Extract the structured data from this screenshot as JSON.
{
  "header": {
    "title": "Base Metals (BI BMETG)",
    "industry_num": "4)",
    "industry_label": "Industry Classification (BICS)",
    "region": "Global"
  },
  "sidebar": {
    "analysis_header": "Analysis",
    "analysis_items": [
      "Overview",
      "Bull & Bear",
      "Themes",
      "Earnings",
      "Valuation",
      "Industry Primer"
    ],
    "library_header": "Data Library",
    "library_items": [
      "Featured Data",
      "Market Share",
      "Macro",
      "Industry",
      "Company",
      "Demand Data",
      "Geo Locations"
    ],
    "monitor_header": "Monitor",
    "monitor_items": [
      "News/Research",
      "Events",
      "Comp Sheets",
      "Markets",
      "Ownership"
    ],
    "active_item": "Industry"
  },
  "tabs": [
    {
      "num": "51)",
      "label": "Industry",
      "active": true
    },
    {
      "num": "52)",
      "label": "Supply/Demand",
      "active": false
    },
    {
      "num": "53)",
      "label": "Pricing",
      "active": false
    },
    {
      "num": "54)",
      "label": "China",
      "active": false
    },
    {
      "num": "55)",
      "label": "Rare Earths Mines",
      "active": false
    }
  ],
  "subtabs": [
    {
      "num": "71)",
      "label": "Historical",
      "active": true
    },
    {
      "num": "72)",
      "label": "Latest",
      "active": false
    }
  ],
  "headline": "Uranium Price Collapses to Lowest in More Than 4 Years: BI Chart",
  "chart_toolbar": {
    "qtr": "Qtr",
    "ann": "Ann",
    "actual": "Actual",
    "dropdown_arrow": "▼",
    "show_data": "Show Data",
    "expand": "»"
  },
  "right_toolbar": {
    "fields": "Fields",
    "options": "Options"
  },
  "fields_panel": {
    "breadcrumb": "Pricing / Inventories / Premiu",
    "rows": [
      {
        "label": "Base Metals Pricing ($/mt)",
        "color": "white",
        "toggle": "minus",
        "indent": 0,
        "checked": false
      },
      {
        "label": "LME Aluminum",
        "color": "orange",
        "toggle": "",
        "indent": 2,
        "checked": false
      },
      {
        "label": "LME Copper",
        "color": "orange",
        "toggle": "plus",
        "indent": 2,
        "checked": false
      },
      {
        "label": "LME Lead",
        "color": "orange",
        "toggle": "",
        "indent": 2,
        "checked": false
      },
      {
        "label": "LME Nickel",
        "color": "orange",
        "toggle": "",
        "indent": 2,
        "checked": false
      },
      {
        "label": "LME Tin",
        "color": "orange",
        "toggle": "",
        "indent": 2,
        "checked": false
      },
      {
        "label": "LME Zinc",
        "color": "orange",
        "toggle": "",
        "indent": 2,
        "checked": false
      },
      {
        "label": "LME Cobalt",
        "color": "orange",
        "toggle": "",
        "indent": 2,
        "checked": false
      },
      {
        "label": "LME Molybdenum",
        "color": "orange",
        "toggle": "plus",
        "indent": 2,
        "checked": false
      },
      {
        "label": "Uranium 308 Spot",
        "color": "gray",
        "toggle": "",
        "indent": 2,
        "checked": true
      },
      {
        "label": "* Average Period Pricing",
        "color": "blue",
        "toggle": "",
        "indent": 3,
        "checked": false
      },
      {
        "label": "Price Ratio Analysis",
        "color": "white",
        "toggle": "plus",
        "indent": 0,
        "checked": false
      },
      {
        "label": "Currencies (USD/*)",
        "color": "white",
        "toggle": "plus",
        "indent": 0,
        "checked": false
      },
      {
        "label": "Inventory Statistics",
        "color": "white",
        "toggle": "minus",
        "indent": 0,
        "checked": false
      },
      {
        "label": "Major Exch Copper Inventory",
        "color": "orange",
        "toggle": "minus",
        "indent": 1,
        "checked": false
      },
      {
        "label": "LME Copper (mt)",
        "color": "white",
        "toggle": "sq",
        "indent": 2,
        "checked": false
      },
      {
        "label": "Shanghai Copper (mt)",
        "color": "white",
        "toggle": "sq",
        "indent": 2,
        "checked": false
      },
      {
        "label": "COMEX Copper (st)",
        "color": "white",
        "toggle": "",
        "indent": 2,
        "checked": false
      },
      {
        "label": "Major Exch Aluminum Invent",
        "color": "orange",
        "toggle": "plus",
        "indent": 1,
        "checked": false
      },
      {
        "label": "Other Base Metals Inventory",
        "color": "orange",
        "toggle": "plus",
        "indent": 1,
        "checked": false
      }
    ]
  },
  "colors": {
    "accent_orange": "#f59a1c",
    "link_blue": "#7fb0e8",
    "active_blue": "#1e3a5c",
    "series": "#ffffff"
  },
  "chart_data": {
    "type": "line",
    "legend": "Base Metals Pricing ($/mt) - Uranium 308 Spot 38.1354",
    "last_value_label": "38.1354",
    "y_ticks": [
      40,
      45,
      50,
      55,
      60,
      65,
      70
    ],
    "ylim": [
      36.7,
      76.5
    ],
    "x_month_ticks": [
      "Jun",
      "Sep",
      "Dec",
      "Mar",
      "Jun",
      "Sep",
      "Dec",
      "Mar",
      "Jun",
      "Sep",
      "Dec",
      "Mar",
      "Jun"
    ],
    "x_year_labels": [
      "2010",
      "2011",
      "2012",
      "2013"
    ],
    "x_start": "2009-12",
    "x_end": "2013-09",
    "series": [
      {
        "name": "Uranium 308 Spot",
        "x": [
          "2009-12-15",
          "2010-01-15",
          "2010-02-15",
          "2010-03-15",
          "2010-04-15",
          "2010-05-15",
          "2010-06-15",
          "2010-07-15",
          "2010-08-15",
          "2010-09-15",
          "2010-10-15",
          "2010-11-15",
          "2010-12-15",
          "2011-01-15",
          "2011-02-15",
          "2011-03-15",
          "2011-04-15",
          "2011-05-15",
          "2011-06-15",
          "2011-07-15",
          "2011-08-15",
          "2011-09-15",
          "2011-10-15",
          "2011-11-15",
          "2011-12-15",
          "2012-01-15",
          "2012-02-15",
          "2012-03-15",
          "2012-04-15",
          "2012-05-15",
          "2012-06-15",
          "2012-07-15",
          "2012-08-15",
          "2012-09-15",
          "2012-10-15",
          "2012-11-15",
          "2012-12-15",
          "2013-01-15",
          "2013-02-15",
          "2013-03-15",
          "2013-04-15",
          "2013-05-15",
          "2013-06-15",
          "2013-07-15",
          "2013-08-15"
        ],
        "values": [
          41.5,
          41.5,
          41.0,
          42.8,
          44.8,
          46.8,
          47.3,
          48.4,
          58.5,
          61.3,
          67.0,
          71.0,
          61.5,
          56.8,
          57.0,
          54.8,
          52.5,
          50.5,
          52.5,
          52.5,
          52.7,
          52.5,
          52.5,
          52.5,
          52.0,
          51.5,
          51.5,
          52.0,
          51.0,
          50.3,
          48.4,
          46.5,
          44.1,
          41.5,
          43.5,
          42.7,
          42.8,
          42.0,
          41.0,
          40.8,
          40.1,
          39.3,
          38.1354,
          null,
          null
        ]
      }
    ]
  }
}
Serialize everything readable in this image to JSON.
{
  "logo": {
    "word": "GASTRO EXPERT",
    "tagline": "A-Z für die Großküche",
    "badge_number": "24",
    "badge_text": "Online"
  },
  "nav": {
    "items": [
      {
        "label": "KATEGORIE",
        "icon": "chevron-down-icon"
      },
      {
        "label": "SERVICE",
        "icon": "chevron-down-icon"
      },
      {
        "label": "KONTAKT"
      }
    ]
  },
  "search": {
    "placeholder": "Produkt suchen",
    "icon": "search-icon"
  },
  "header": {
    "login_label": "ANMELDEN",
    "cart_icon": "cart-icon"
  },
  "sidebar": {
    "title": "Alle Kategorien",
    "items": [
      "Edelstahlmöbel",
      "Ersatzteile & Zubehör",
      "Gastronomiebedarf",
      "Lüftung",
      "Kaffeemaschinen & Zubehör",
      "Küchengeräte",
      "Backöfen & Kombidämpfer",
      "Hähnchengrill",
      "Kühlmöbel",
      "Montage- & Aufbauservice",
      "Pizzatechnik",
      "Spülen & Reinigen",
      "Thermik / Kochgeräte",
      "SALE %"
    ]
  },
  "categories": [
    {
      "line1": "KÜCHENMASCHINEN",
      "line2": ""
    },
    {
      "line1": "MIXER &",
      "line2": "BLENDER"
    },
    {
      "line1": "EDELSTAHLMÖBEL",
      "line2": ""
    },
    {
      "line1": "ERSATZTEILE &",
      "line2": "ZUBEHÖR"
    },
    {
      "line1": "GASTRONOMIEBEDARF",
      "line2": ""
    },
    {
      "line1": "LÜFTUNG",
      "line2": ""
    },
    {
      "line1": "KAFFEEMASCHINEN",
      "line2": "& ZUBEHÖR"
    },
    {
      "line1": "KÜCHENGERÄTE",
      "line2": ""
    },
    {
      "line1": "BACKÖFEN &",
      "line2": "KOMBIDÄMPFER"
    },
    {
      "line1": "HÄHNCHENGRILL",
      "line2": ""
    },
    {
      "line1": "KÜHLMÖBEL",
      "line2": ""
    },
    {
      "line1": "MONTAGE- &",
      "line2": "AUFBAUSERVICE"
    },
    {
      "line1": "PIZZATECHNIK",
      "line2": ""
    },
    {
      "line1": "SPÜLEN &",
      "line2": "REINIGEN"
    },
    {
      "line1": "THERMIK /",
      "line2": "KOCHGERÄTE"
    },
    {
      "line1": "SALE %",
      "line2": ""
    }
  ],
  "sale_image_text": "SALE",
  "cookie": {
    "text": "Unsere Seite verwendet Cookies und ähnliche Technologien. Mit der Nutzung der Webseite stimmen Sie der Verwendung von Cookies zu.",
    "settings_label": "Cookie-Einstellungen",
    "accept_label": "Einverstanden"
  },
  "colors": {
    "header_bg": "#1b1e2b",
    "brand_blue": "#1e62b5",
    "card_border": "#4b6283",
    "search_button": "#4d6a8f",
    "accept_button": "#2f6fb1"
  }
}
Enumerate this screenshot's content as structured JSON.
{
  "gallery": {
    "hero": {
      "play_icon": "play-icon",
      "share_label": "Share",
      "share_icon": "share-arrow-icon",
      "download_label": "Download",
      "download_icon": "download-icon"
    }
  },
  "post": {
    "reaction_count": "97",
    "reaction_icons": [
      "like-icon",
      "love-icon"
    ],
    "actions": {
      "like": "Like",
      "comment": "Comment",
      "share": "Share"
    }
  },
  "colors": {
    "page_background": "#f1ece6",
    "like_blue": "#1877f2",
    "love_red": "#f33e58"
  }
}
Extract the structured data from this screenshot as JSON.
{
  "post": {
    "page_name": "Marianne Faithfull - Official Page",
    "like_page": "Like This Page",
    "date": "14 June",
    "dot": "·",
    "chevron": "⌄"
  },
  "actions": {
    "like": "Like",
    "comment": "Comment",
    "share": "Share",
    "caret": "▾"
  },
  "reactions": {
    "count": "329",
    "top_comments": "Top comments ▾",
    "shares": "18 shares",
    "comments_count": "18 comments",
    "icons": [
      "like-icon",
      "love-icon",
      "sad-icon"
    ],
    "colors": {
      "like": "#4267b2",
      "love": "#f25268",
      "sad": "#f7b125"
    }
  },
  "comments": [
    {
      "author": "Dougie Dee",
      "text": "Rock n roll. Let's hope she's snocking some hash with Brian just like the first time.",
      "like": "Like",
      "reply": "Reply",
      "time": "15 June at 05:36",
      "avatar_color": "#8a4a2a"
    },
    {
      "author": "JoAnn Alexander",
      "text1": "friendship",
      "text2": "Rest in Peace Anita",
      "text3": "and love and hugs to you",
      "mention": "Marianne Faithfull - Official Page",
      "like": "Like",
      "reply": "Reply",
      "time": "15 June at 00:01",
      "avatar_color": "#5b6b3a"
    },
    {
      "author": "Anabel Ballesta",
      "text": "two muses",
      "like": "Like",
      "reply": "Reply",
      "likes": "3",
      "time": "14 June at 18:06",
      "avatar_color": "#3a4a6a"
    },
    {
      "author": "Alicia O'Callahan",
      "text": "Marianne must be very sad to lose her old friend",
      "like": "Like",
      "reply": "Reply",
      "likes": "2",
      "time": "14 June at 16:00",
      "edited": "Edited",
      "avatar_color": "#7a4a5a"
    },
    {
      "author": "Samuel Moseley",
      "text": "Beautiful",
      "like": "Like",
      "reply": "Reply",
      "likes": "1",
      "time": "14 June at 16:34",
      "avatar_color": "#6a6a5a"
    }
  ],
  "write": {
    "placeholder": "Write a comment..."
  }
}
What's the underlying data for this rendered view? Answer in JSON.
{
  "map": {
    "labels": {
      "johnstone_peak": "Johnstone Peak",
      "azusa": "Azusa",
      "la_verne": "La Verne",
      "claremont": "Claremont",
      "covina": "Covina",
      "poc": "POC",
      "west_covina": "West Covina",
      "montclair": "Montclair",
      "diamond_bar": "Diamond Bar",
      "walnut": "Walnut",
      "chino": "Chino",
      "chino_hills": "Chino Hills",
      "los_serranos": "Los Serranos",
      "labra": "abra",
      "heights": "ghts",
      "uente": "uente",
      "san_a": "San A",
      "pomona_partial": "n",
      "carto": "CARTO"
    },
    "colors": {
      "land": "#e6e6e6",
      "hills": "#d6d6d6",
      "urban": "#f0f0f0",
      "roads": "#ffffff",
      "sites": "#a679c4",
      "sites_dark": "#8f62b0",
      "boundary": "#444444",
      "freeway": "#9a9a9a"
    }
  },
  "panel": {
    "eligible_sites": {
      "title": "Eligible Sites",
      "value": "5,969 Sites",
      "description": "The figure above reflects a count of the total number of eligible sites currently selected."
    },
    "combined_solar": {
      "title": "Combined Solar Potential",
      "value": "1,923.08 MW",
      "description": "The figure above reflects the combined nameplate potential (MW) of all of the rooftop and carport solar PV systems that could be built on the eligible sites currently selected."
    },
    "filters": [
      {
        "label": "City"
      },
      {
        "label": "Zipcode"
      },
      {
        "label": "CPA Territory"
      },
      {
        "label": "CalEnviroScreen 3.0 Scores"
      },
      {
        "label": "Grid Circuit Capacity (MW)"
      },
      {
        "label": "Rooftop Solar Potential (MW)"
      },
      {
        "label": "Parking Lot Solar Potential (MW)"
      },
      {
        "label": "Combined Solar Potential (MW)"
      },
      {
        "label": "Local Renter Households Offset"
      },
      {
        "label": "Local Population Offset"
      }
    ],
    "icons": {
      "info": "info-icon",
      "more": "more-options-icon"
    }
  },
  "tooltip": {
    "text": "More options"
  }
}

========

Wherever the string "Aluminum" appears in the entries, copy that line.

◆ **Your solution**:
        "label": "LME Aluminum",
        "label": "Major Exch Aluminum Invent",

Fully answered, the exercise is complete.